Time Travel

Actyx Pond allows always available distributed apps to be written with any logic you like, and the result will be eventually consistent. This magic feat is attained by employing nothing less than time travel.

To make our distributed app experiment more interesting, we change the chat room fish to actually publish the list of messages instead of their count. With this change, the fish type definition looks like the following:

const chatRoomSemantics = Semantics.of('ax.example.ChatRoom')
export const chatRoomFish = FishType.of({
semantics: chatRoomSemantics,
initialState: (name) => ({
state: [],
subscriptions: [{ semantics: chatRoomSemantics, name }]
onCommand: chatRoomOnCommand,
onEvent: chatRoomOnEvent,
onStateChange: OnStateChange.publishPrivateState()

Now we create two small programs for interacting with the chat room. The first one is for sending messages into it that we assume to come from the command line:

export const main3 = (pond: Pond, message: string) =>
.feed(chatRoomFish, 'my-room')({ type: 'addMessage', message })

The second one observes the state of the chat room fish and prints the list of messages whenever it changes:

export const main4 = (pond: Pond) =>
.observe(chatRoomFish, 'my-room')
.do(msgs => {
msgs.forEach(msg => console.log(msg))

Running the observer on one node and the sender on two different nodes we should see the list of messages updating as we send new messages to the fish. The sequence of these messages corresponds to the sequence in which we send them from the two nodes.
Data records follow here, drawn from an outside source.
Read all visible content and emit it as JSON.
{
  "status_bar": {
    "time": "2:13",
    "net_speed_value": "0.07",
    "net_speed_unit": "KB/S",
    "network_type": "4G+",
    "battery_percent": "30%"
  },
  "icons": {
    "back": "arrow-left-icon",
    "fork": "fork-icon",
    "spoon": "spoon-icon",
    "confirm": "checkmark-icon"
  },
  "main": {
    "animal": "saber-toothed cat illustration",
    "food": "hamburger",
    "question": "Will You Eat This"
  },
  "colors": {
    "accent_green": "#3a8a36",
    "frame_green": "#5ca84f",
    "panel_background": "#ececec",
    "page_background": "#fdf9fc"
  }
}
Now, if we detach one of the sender nodes from the network for a bit and send some messages from it, let’s say msgA1 to msgA3, while also sending msgB1 to msgB3 from the still connected node, we will see only msgB1 to msgB3 showing up at our observer. This is because the other messages cannot be transferred right now.
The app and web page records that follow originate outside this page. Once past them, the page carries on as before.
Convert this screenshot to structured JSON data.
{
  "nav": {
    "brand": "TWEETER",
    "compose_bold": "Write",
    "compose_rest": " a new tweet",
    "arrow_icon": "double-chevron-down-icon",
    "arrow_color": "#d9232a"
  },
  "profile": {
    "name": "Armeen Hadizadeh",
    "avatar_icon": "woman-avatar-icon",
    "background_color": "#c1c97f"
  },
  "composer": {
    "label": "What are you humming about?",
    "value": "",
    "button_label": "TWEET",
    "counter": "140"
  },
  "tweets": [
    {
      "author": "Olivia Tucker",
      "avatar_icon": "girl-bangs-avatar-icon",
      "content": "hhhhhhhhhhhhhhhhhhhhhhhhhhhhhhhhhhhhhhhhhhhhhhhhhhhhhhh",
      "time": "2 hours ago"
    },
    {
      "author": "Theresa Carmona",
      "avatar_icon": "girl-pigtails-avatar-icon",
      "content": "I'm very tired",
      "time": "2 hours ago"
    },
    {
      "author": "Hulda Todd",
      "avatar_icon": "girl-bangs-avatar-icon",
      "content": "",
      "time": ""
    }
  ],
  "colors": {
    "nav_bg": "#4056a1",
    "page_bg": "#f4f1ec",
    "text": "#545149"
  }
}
When reconnecting the previously disconnected sending node, its messages msgA1 to msgA3 will show up at the observer after a short while. But we notice that the messages show up not at the end of the log but interleaves with the others, for example like
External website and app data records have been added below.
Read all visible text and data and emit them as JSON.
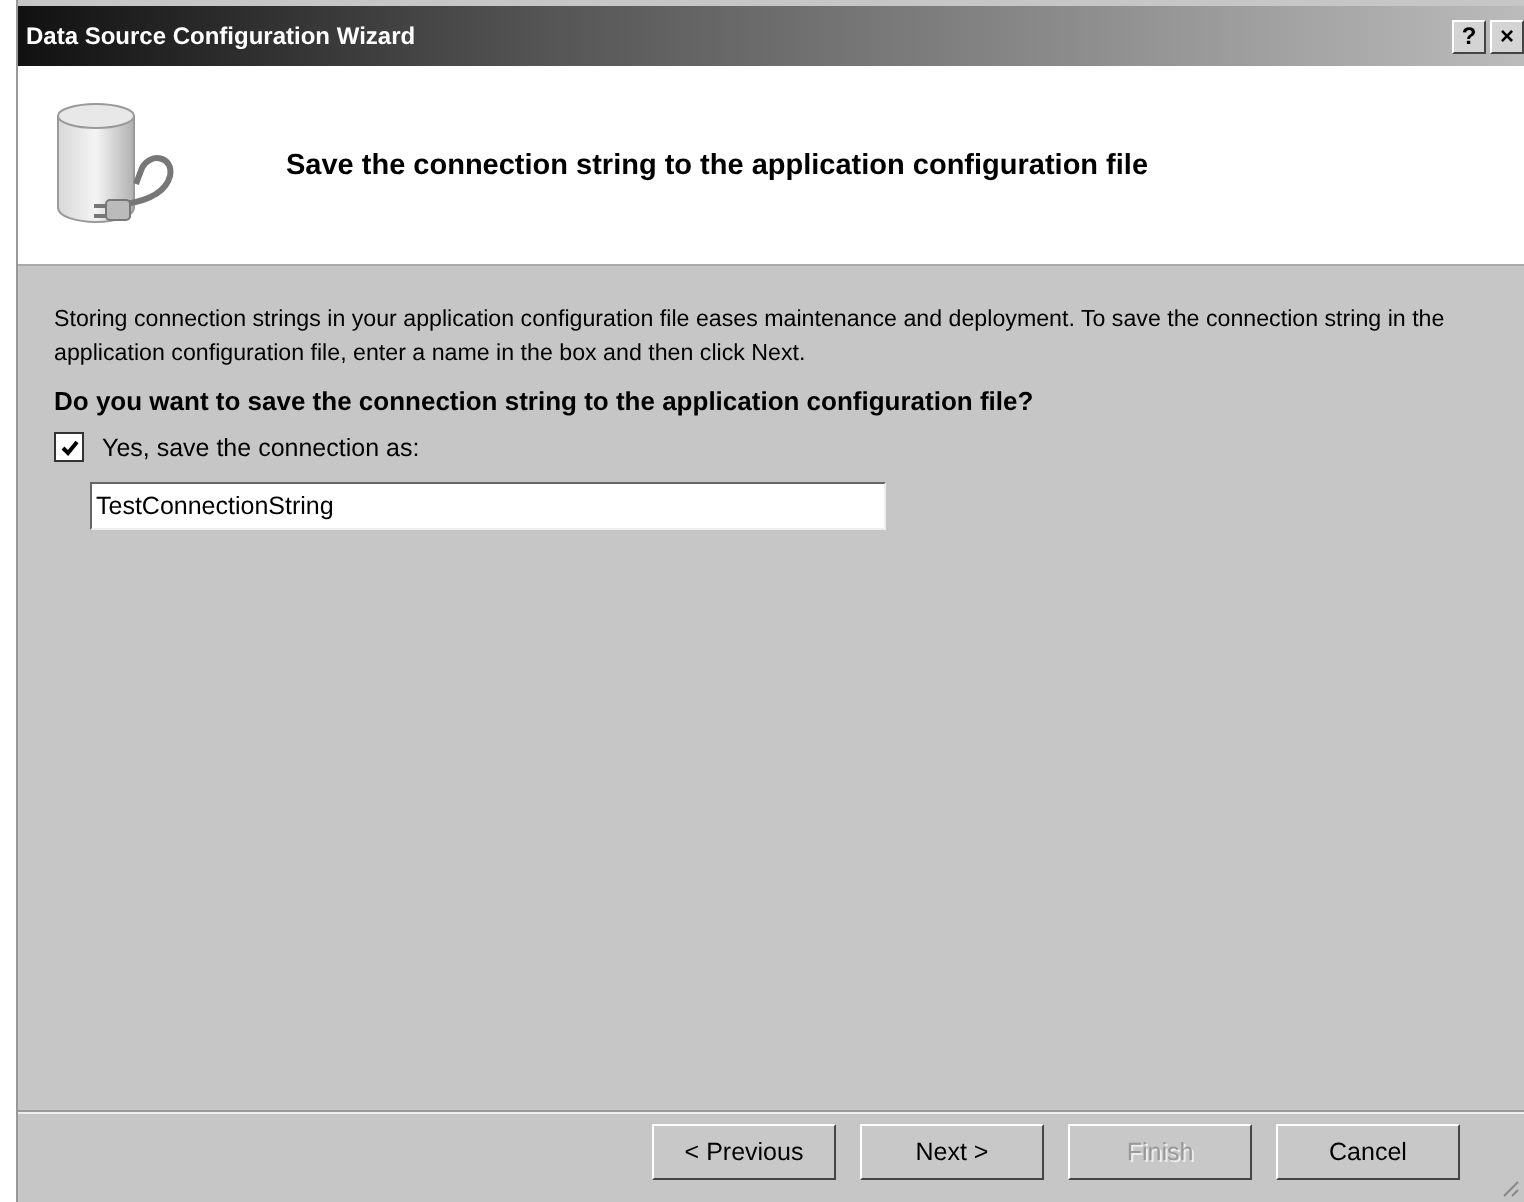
{
  "window": {
    "title": "Data Source Configuration Wizard",
    "title_buttons": [
      "?",
      "×"
    ]
  },
  "header": {
    "title": "Save the connection string to the application configuration file"
  },
  "description": "Storing connection strings in your application configuration file eases maintenance and deployment. To save the connection string in the application configuration file, enter a name in the box and then click Next.",
  "question": "Do you want to save the connection string to the application configuration file?",
  "save_checkbox": {
    "label": "Yes, save the connection as:",
    "checked": true
  },
  "name_field": {
    "value": "TestConnectionString"
  },
  "buttons": [
    {
      "label": "< Previous",
      "disabled": false
    },
    {
      "label": "Next >",
      "disabled": false
    },
    {
      "label": "Finish",
      "disabled": true
    },
    {
      "label": "Cancel",
      "disabled": false
    }
  ]
}
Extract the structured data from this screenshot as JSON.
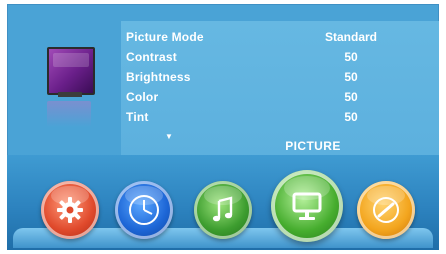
{
  "menu": {
    "section_title": "PICTURE",
    "settings": [
      {
        "label": "Picture Mode",
        "value": "Standard"
      },
      {
        "label": "Contrast",
        "value": "50"
      },
      {
        "label": "Brightness",
        "value": "50"
      },
      {
        "label": "Color",
        "value": "50"
      },
      {
        "label": "Tint",
        "value": "50"
      }
    ],
    "more_indicator": "▼"
  },
  "nav": {
    "items": [
      {
        "name": "settings",
        "icon": "gear-icon",
        "color": "#e04a2c"
      },
      {
        "name": "time",
        "icon": "clock-icon",
        "color": "#1d66d6"
      },
      {
        "name": "audio",
        "icon": "music-note-icon",
        "color": "#3d9d2f"
      },
      {
        "name": "picture",
        "icon": "monitor-icon",
        "color": "#46ad2e",
        "selected": true
      },
      {
        "name": "options",
        "icon": "wrench-icon",
        "color": "#f3a51e"
      }
    ]
  },
  "colors": {
    "panel": "#4aa3d6",
    "panel_inner": "#5cb0de",
    "tray": "#2d83bf",
    "text": "#ffffff"
  }
}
--- // this is the previous state

How can this be? The onEvent handler only ever appends messages to the array, it never inserts them in the middle, yet we see that the state was changed “in the middle”. The answer is that the onEvent handler may be invoked multiple times for the same event, if after the reception of that event other events are received that are sorted “earlier” than this event.

We recall that the current state of the fish is computed by applying one event after the other, through the onEvent handler. This can be visualized like the grey zigzag line zipping together the events and their resulting states on the left-hand side of the following diagram.

When a new event arrives, that belongs somewhere in the middle of the previously known log of events, then it is inserted in its rightful spot and the current state is recomputed by applying all events again, now including the inserted event. This is shown on the right-hand side of the diagram above; in practice the state computation starts from the state right before the inserted event in most cases, as a cache of states is kept in memory.

This is the reason for the very important principle that fish state never be changed, the state computation always needs to create a fresh copy. This copy can reuse pieces that are not changed, as is frequently done in so-called persistent data structures that are used in functional programming.

The remaining question is where the ordering of events comes from: how does the Pond know where a newly received events needs to be sorted into the event log?

The answer is that each event carries metadata including physical and logical timestamps and the unique identifier of the source of the event, so that an ordering can be defined that can be evaluated by all Ponds of a distributed application in the same fashion. This allows all Ponds to sort the full event log in exactly the same order regardless of the order in which they received the events from their peers. With this technique, it is the log itself that is eventually consistent and any business logic that deterministically computes state from such a log will be eventually consistent as well.


This explains why it is imperative that onEvent be fully deterministic and only depends on its inputs: the state and the event. If for example a random number generator bound to each specific edge node were used in the computation, then the same fish would compute different states on difference nodes, making the system no longer eventually consistent.

Equipped with this knowledge we are now ready to tackle local decision-making as explained in the next section on command validation.